◆ EXERCISE GOAL
All entries below are to be retyped in full, precisely as they appear.

--- LISTED ENTRIES Enclosed Below ---

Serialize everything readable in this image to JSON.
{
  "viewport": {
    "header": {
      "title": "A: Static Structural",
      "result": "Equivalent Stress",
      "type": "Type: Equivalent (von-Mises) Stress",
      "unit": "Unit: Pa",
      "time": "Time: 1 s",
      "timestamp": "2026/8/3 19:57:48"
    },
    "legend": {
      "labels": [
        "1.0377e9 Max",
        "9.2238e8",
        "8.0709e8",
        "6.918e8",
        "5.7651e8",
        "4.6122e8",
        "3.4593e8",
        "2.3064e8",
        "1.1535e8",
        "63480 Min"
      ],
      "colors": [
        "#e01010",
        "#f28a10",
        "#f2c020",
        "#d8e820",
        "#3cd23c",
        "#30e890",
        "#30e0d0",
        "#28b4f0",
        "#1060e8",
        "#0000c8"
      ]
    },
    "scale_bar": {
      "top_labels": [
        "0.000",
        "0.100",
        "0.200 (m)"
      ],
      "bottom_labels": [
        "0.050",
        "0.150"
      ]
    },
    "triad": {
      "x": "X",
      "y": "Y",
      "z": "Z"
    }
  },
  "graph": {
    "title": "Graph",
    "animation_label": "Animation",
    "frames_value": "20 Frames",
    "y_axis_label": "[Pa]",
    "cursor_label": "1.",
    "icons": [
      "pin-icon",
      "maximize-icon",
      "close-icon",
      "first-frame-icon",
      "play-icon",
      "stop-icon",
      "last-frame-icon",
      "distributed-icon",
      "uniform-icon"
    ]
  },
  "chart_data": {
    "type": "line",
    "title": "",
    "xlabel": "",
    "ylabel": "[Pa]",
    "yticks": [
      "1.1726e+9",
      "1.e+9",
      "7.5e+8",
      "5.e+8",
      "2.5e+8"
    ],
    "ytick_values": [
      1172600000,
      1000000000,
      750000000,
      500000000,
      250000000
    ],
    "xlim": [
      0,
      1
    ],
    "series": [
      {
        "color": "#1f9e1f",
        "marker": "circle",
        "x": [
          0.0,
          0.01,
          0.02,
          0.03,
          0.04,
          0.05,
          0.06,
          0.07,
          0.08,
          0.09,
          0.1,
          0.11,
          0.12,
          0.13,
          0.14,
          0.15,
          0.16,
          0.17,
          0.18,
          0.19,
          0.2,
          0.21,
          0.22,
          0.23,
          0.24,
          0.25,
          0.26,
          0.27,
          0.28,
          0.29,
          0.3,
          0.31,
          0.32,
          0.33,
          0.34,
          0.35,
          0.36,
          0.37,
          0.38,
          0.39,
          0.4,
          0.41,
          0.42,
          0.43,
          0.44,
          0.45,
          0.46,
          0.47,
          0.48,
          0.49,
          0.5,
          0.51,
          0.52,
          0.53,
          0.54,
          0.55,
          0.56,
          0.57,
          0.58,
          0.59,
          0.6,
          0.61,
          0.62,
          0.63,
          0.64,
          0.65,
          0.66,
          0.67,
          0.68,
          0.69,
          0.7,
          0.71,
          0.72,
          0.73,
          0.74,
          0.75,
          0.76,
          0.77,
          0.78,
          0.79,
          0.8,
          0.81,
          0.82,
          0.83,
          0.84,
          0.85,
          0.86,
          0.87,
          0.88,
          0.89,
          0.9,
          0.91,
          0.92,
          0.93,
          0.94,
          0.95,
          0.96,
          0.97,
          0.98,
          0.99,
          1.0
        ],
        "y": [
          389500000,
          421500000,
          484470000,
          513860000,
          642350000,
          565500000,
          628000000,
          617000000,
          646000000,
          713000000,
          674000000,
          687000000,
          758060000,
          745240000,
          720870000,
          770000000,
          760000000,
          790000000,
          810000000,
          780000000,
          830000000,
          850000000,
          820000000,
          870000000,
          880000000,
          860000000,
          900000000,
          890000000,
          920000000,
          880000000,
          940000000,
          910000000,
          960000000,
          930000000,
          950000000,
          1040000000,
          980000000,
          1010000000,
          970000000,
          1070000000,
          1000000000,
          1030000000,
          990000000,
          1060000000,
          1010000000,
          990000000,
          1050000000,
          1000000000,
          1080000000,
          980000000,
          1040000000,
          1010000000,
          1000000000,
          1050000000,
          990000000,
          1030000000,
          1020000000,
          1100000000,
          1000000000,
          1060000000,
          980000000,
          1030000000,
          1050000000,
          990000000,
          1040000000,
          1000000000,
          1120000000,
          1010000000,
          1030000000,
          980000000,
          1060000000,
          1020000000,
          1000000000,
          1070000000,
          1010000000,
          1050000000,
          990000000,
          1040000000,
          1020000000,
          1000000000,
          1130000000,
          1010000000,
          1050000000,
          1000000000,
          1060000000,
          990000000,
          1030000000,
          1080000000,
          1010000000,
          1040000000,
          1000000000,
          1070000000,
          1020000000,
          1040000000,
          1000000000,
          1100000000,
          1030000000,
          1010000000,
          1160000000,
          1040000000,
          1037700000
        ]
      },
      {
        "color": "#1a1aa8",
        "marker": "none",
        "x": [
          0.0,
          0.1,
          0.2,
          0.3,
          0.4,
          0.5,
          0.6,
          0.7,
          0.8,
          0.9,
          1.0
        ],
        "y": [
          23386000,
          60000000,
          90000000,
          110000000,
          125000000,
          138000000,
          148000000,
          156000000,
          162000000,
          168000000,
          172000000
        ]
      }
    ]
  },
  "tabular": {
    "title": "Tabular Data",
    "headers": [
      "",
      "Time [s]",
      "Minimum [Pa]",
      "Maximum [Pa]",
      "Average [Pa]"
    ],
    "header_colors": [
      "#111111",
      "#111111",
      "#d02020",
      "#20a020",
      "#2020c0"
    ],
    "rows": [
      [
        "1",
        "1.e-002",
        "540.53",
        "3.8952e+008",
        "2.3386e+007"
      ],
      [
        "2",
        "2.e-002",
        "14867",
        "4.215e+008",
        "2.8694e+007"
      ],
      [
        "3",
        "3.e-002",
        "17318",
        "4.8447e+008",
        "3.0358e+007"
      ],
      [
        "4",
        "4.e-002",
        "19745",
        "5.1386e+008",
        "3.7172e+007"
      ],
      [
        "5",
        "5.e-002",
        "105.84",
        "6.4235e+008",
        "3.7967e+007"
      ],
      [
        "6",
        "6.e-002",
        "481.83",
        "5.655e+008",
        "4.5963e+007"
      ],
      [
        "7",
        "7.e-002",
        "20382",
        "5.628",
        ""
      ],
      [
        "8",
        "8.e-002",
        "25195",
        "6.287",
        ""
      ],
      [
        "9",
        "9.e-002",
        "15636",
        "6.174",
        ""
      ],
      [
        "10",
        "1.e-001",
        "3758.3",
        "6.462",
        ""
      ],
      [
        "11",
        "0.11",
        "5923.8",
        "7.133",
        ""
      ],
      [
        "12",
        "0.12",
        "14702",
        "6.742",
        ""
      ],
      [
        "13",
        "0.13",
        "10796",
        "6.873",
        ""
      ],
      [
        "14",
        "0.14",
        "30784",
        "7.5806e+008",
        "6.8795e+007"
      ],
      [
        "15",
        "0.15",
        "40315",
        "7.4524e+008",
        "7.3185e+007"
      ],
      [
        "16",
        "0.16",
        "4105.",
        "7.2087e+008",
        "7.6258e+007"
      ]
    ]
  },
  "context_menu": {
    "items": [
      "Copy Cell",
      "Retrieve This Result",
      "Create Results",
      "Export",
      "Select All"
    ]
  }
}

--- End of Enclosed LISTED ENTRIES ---

◆ THE COMPLETED TASK
Serialize everything readable in this image to JSON.
{
  "viewport": {
    "header": {
      "title": "A: Static Structural",
      "result": "Equivalent Stress",
      "type": "Type: Equivalent (von-Mises) Stress",
      "unit": "Unit: Pa",
      "time": "Time: 1 s",
      "timestamp": "2026/8/3 19:57:48"
    },
    "legend": {
      "labels": [
        "1.0377e9 Max",
        "9.2238e8",
        "8.0709e8",
        "6.918e8",
        "5.7651e8",
        "4.6122e8",
        "3.4593e8",
        "2.3064e8",
        "1.1535e8",
        "63480 Min"
      ],
      "colors": [
        "#e01010",
        "#f28a10",
        "#f2c020",
        "#d8e820",
        "#3cd23c",
        "#30e890",
        "#30e0d0",
        "#28b4f0",
        "#1060e8",
        "#0000c8"
      ]
    },
    "scale_bar": {
      "top_labels": [
        "0.000",
        "0.100",
        "0.200 (m)"
      ],
      "bottom_labels": [
        "0.050",
        "0.150"
      ]
    },
    "triad": {
      "x": "X",
      "y": "Y",
      "z": "Z"
    }
  },
  "graph": {
    "title": "Graph",
    "animation_label": "Animation",
    "frames_value": "20 Frames",
    "y_axis_label": "[Pa]",
    "cursor_label": "1.",
    "icons": [
      "pin-icon",
      "maximize-icon",
      "close-icon",
      "first-frame-icon",
      "play-icon",
      "stop-icon",
      "last-frame-icon",
      "distributed-icon",
      "uniform-icon"
    ]
  },
  "chart_data": {
    "type": "line",
    "title": "",
    "xlabel": "",
    "ylabel": "[Pa]",
    "yticks": [
      "1.1726e+9",
      "1.e+9",
      "7.5e+8",
      "5.e+8",
      "2.5e+8"
    ],
    "ytick_values": [
      1172600000,
      1000000000,
      750000000,
      500000000,
      250000000
    ],
    "xlim": [
      0,
      1
    ],
    "series": [
      {
        "color": "#1f9e1f",
        "marker": "circle",
        "x": [
          0.0,
          0.01,
          0.02,
          0.03,
          0.04,
          0.05,
          0.06,
          0.07,
          0.08,
          0.09,
          0.1,
          0.11,
          0.12,
          0.13,
          0.14,
          0.15,
          0.16,
          0.17,
          0.18,
          0.19,
          0.2,
          0.21,
          0.22,
          0.23,
          0.24,
          0.25,
          0.26,
          0.27,
          0.28,
          0.29,
          0.3,
          0.31,
          0.32,
          0.33,
          0.34,
          0.35,
          0.36,
          0.37,
          0.38,
          0.39,
          0.4,
          0.41,
          0.42,
          0.43,
          0.44,
          0.45,
          0.46,
          0.47,
          0.48,
          0.49,
          0.5,
          0.51,
          0.52,
          0.53,
          0.54,
          0.55,
          0.56,
          0.57,
          0.58,
          0.59,
          0.6,
          0.61,
          0.62,
          0.63,
          0.64,
          0.65,
          0.66,
          0.67,
          0.68,
          0.69,
          0.7,
          0.71,
          0.72,
          0.73,
          0.74,
          0.75,
          0.76,
          0.77,
          0.78,
          0.79,
          0.8,
          0.81,
          0.82,
          0.83,
          0.84,
          0.85,
          0.86,
          0.87,
          0.88,
          0.89,
          0.9,
          0.91,
          0.92,
          0.93,
          0.94,
          0.95,
          0.96,
          0.97,
          0.98,
          0.99,
          1.0
        ],
        "y": [
          389500000,
          421500000,
          484470000,
          513860000,
          642350000,
          565500000,
          628000000,
          617000000,
          646000000,
          713000000,
          674000000,
          687000000,
          758060000,
          745240000,
          720870000,
          770000000,
          760000000,
          790000000,
          810000000,
          780000000,
          830000000,
          850000000,
          820000000,
          870000000,
          880000000,
          860000000,
          900000000,
          890000000,
          920000000,
          880000000,
          940000000,
          910000000,
          960000000,
          930000000,
          950000000,
          1040000000,
          980000000,
          1010000000,
          970000000,
          1070000000,
          1000000000,
          1030000000,
          990000000,
          1060000000,
          1010000000,
          990000000,
          1050000000,
          1000000000,
          1080000000,
          980000000,
          1040000000,
          1010000000,
          1000000000,
          1050000000,
          990000000,
          1030000000,
          1020000000,
          1100000000,
          1000000000,
          1060000000,
          980000000,
          1030000000,
          1050000000,
          990000000,
          1040000000,
          1000000000,
          1120000000,
          1010000000,
          1030000000,
          980000000,
          1060000000,
          1020000000,
          1000000000,
          1070000000,
          1010000000,
          1050000000,
          990000000,
          1040000000,
          1020000000,
          1000000000,
          1130000000,
          1010000000,
          1050000000,
          1000000000,
          1060000000,
          990000000,
          1030000000,
          1080000000,
          1010000000,
          1040000000,
          1000000000,
          1070000000,
          1020000000,
          1040000000,
          1000000000,
          1100000000,
          1030000000,
          1010000000,
          1160000000,
          1040000000,
          1037700000
        ]
      },
      {
        "color": "#1a1aa8",
        "marker": "none",
        "x": [
          0.0,
          0.1,
          0.2,
          0.3,
          0.4,
          0.5,
          0.6,
          0.7,
          0.8,
          0.9,
          1.0
        ],
        "y": [
          23386000,
          60000000,
          90000000,
          110000000,
          125000000,
          138000000,
          148000000,
          156000000,
          162000000,
          168000000,
          172000000
        ]
      }
    ]
  },
  "tabular": {
    "title": "Tabular Data",
    "headers": [
      "",
      "Time [s]",
      "Minimum [Pa]",
      "Maximum [Pa]",
      "Average [Pa]"
    ],
    "header_colors": [
      "#111111",
      "#111111",
      "#d02020",
      "#20a020",
      "#2020c0"
    ],
    "rows": [
      [
        "1",
        "1.e-002",
        "540.53",
        "3.8952e+008",
        "2.3386e+007"
      ],
      [
        "2",
        "2.e-002",
        "14867",
        "4.215e+008",
        "2.8694e+007"
      ],
      [
        "3",
        "3.e-002",
        "17318",
        "4.8447e+008",
        "3.0358e+007"
      ],
      [
        "4",
        "4.e-002",
        "19745",
        "5.1386e+008",
        "3.7172e+007"
      ],
      [
        "5",
        "5.e-002",
        "105.84",
        "6.4235e+008",
        "3.7967e+007"
      ],
      [
        "6",
        "6.e-002",
        "481.83",
        "5.655e+008",
        "4.5963e+007"
      ],
      [
        "7",
        "7.e-002",
        "20382",
        "5.628",
        ""
      ],
      [
        "8",
        "8.e-002",
        "25195",
        "6.287",
        ""
      ],
      [
        "9",
        "9.e-002",
        "15636",
        "6.174",
        ""
      ],
      [
        "10",
        "1.e-001",
        "3758.3",
        "6.462",
        ""
      ],
      [
        "11",
        "0.11",
        "5923.8",
        "7.133",
        ""
      ],
      [
        "12",
        "0.12",
        "14702",
        "6.742",
        ""
      ],
      [
        "13",
        "0.13",
        "10796",
        "6.873",
        ""
      ],
      [
        "14",
        "0.14",
        "30784",
        "7.5806e+008",
        "6.8795e+007"
      ],
      [
        "15",
        "0.15",
        "40315",
        "7.4524e+008",
        "7.3185e+007"
      ],
      [
        "16",
        "0.16",
        "4105.",
        "7.2087e+008",
        "7.6258e+007"
      ]
    ]
  },
  "context_menu": {
    "items": [
      "Copy Cell",
      "Retrieve This Result",
      "Create Results",
      "Export",
      "Select All"
    ]
  }
}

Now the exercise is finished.